By Eric Adsit

What lies beneath?

It's a question that's been on paddlers' and naturalist's minds alike since the 98-year-old Condit Dam was removed from Washington's White Salmon River in October 2011. With the dam gone, the still waters of Northwestern Lake drained away, revealing nearly two miles of riverbed coated in a nearly100-year accumulation of silt and downed timber from the surrounding forests. Access to this new run officially opened this weekend, November 3, and C&K has a preview from the first paddlers to document the stretch.

Located in southern Washington between the towns of White Salmon and Husum, the newly revealed section is part of a five-mile stretch of river that could become a scenic addition to the world-class lineup of recreational whitewater just upstream. The White Salmon currently boasts four commonly run segments: the Class IV ledges and slots of the Farmlands at the top, the Class V waterfalls and boulder gardens of the Green Truss, the playful Class III Middle, and the mellow Class I-II Lower, which previously ended in the slack water at the head of Northwestern Lake.

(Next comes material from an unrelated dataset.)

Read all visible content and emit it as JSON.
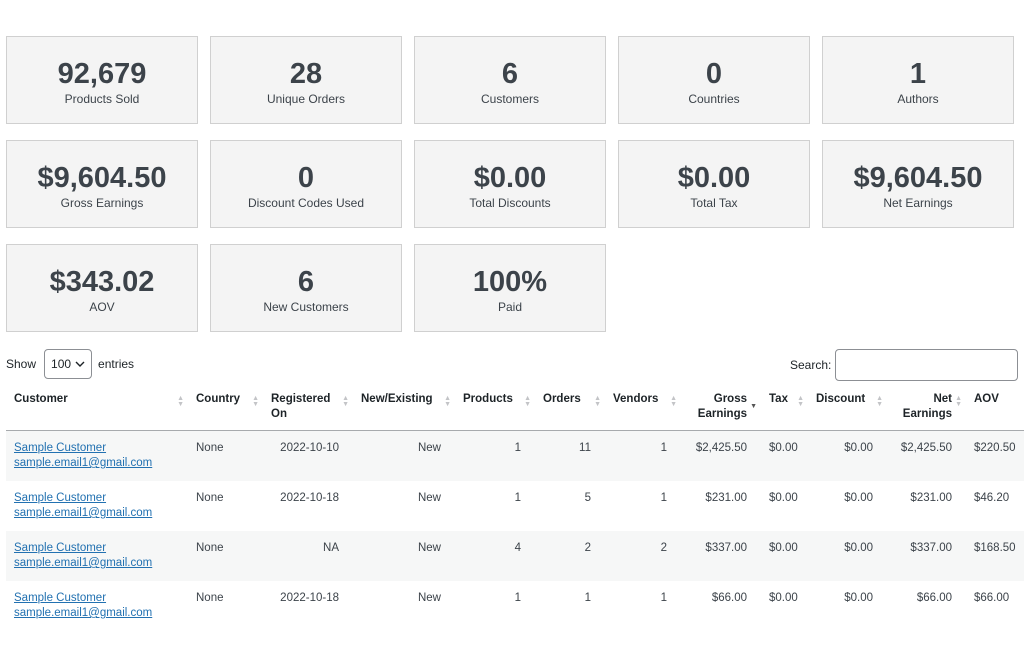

Early in the morning of September 20th, 2012, kayaker Sam Drevo and standup paddleboarder Dan Gavere explored this newly revealed stretch of whitewater, which the paddlers are calling the Lower Gorge. They discovered miles of Class II-III rapids, spiced with a Class IV ledge and—especially during this exploratory run—a number of strainers and logjams.

In the weeks since Drevo and Gavere's descent, dam owner PacifiCorps has completed a long overdue operation to remove wood and steel cable from the riverbed. In a November 3rd email, American Whitewater's Pacific Northwest Stewardship Director Tom O'Keefe confirmed that the river is now open for recreational paddling. "They just pulled the signs and opened the river," he said.

Point-of-view video from Drevo and Gavere's descent depicts a narrow, vertically walled canyon with spectacular scenery. With views rivaling the Farmlands section upstream but with far less difficult rapids, the Lower Gorge of the White Salmon seems destined to take its place among the many excellent whitewater runs in the region.

The removal of Condit Dam marks much more than a new recreational opportunity, though. Within days of its removal, salmon were seen spawning upstream of the dam site for the first time in decades. The White Salmon River now flows freely from its headwaters at Mt. Adams to the Columbia, providing more than 30 miles of habitat for spawning fish such as Salmon and Steelhead.

The White Salmon's rapid recovery should be viewed as a testament to the vivacity and ability of a river to restore itself.